It's the Law! What Is?
In January 1999, Body Positive reported in detail on important new legislation affecting New York State residents who test HIV-positive. It's still not clear how the law is going to work, but as new information becomes available we will let you know. In the meantime, here's a brief summary of what we do know now.
According to this new law, if you choose to be tested for HIV and have a positive test result, two things will happen: (1) Your name will be reported to the state Department of Health. (2) The Department of Health will ask you to give them the names of your recent sexual and needle-sharing partners so that DOH staff can get in touch with them and advise them that they may have been exposed to HIV.
The partner notification law has been passed by the New York State legislature, but it is not yet in effect. The regulations that will govern how the law will be implemented have not yet been published, so we don't know exactly how it will work in real life. We also don't know when the law will actually be put into practice, but we expect it to be sometime in the late spring or summer of 1999. For now, the important thing is to understand what the law does and does not say, and to be prepared for it to take effect.
It is important to understand that the new law has two separate components -- names reporting and partner notification. The first is mandatory and the second voluntary.
This section of the law is mandatory. The law requires HIV testing sites and medical practitioners to report the names of HIV-positive people to the New York State Department of Health. An individual's positive HIV status must be reported if the site or practitioner learns of it in any of three ways:
The names-reporting provision of the law applies to all institutions and medical practitioners serving people who are HIV-positive. It also requires that these names be kept confidentially within the Department of Health, and prohibits their being shared with, for instance, insurance companies (or anyone else for that matter).
As the law is written, anonymous testing sites -- those where the name of the individual being tested is not known even to those performing the test -- will remain anonymous; there is no requirement that the site try to learn an individual's identity and report it to the state. It appears that the same is true of home testing kits and the medical labs that process them. When an individual who tested positive at an anonymous site seeks medical care under circumstances that reveal his or her serostatus, however, that individual's name will then be reported to the DOH. Even if the person avoids the medical system until the onset of AIDS, name reporting will occur at that point.
Your testing site will not track you down and report your name retroactively, no matter what type of testing site you originally used. Again, however, when you seek care within the medical system, now or in the future, if your medical practitioner runs any HIV-related test or otherwise determines that you are HIV-positive or are experiencing HIV-related illness, she or he is obligated to report your name to the DOH.
This part of the law, also called "contact tracing," is voluntary on the part of the HIV-positive individual. It requires medical practitioners to ask their HIV-positive patients to give them the names of sexual and needle-sharing partners voluntarily. If they do, these partners will be contacted in person by the DOH and warned of their possible exposure. This is based upon a model of disease control that has had some success in controlling the transmission rates of sexually transmitted diseases like syphilis. When partners are contacted, they are not to be told that you are the person who identified them. The law requires that your name be kept confidential.

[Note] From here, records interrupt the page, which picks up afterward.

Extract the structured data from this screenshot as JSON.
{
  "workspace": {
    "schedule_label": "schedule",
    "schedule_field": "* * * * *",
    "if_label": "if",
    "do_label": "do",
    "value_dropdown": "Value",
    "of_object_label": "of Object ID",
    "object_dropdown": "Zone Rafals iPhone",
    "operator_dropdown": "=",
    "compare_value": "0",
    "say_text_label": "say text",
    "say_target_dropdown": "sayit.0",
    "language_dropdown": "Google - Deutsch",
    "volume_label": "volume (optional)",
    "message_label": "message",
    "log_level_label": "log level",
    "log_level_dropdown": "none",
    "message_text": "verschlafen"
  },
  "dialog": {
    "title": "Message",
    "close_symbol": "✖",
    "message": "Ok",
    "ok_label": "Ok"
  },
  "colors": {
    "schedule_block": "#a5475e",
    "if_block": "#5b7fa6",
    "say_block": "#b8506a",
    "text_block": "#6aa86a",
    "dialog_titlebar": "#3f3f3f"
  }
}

You are NOT REQUIRED to report the names of your partners! This part of the legislation is not mandatory; there is no penalty for refusing to divulge the names of your partners, and you are entirely within your rights to do so. What is mandatory, however, is for medical practitioners to report to the DOH the names of any "known contacts." This means that if you have listed the name of your spouse on any form, such as an insurance form, that comes into the practitioner's hands, your spouse's name will be reported to the DOH as a "known contact." Similarly, if you are a woman receiving prenatal care and you have listed the father's name on your hospital record, his name will be reported to the DOH as a "known contact."

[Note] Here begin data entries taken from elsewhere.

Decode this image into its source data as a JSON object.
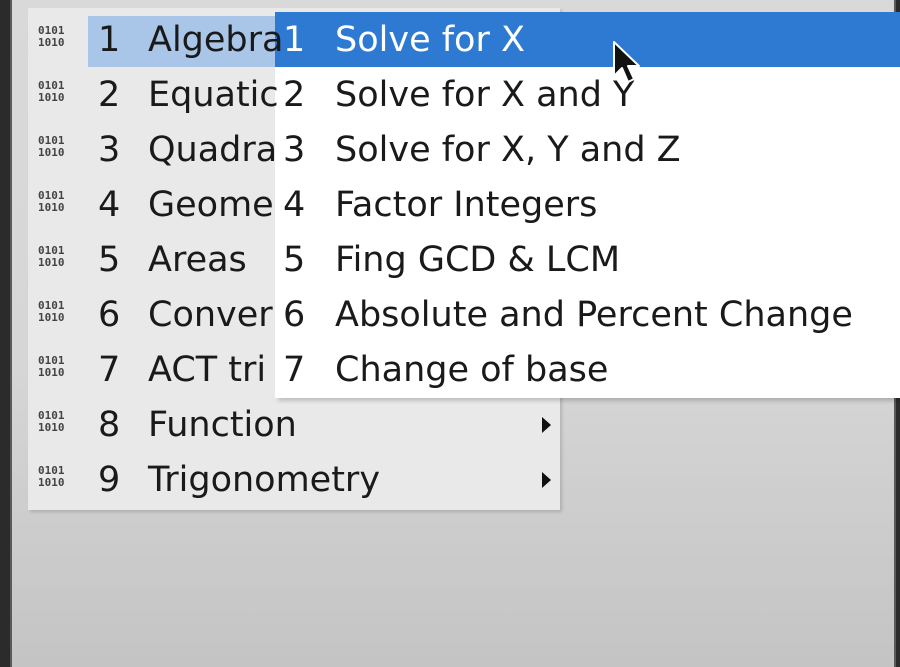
{
  "main_menu": {
    "items": [
      {
        "num": "1",
        "label": "Algebra"
      },
      {
        "num": "2",
        "label": "Equatic"
      },
      {
        "num": "3",
        "label": "Quadra"
      },
      {
        "num": "4",
        "label": "Geome"
      },
      {
        "num": "5",
        "label": "Areas"
      },
      {
        "num": "6",
        "label": "Conver"
      },
      {
        "num": "7",
        "label": "ACT tri"
      },
      {
        "num": "8",
        "label": "Function"
      },
      {
        "num": "9",
        "label": "Trigonometry"
      }
    ],
    "icon_glyph": "0101\n1010"
  },
  "submenu": {
    "items": [
      {
        "num": "1",
        "label": "Solve for X"
      },
      {
        "num": "2",
        "label": "Solve for X and Y"
      },
      {
        "num": "3",
        "label": "Solve for X, Y and Z"
      },
      {
        "num": "4",
        "label": "Factor Integers"
      },
      {
        "num": "5",
        "label": "Fing GCD & LCM"
      },
      {
        "num": "6",
        "label": "Absolute and Percent Change"
      },
      {
        "num": "7",
        "label": "Change of base"
      }
    ]
  },
  "colors": {
    "selection_blue": "#2e7ad2",
    "parent_highlight": "#a9c6e8"
  }
}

The DOH is supposed to develop a protocol specifically for this type of situation. It is not yet clear what that protocol will contain -- especially where same-sex couples are concerned. HIV advocates and domestic violence advocates are working together to try to ensure that the regulations contain allowances for situations involving domestic violence.
The law was passed last June by an overwhelming margin -- 120 votes for, 30 against. The governor signed it into law in July, and the legislation was supposed to go into effect in January 1999. In the governor's preliminary budget for this year, $2 million was cut from existing AIDS programs (treatment adherence and permanency planning), while $4.7 million was allocated to a statewide partner notification program and names reporting system.
We can, however, still try to affect how the law is implemented. As Body Positive goes to press, the regulations that explain the implementation of the law have not yet been published, and until those regulations are in their final form the law cannot be applied. It is anticipated that a draft of the regulations will be published in late February. This is followed by a mandatory 45-day public-comment period. During this period we can lobby our representatives and attempt to keep the coercive aspects of the law to a minimum.
After the 45-day comment period, probably sometime during the summer, the regulations will be published in their final form. It is then that names reporting and partner notification will become a reality.
To express your opinion on the regulations when they are published, you can write, call, or e-mail your representatives directly, or you can get in touch with the New York AIDS Coalition, (212) 629-3075, or the Gay Men's Health Crisis Policy Department, (212) 367-1000, or another policy-oriented group, to find out how you can help affect how the law is implemented.
This article was provided by Body Positive. It is a part of the publication Body Positive.